Phononic crystals have been studied for the past decades as a tool to control the propagation of acoustic and mechanical waves. Recently, researchers proposed that nanosized phononic crystals can also control heat conduction by phonon dispersion engineering using wave properties of phonons. In this project, we study the possiblity to use pillar-beased phononic crystals to control heat condution at nanoscale. We aim to experimentally test theoretical predictions of the thermal conductivity reduction caused by local resonances in pillars and study both coherent and incoherent types of phonon scattering caused by the pillars.

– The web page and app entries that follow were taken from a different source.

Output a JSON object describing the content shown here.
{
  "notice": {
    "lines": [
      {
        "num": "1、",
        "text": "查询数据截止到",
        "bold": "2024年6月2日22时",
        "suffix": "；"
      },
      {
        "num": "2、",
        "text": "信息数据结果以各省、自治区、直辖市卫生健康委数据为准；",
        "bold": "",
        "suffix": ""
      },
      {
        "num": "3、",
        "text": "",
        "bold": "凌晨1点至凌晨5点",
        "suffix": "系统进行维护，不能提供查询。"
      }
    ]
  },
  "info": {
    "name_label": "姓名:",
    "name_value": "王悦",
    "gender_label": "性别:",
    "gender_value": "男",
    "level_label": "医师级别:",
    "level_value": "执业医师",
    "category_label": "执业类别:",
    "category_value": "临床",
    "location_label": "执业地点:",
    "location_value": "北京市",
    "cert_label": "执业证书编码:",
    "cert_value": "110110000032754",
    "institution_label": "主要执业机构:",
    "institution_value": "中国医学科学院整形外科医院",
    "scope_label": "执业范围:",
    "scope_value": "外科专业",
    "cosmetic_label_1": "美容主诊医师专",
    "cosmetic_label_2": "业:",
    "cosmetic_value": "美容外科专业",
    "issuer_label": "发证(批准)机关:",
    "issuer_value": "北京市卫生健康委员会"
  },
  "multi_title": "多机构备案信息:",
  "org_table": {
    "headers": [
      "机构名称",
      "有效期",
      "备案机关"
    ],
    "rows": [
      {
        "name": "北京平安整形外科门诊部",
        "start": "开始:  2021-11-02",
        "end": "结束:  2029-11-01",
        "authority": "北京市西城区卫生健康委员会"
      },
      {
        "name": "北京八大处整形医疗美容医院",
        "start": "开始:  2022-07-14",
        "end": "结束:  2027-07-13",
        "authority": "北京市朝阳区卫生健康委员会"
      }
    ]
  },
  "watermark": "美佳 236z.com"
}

Our simulations suggest that pillars could control thermal conductance at sub-kelvin temperatures coherently, i.e. using the wave-properties of phonons. Remarkably, changing the design on the pillar array, the phononic crystal can suppress as well as enhence heat conduction. However, our experimental results so far showed that pillars affect the heat conduction only incoherently even at temperatures as low as 4 K.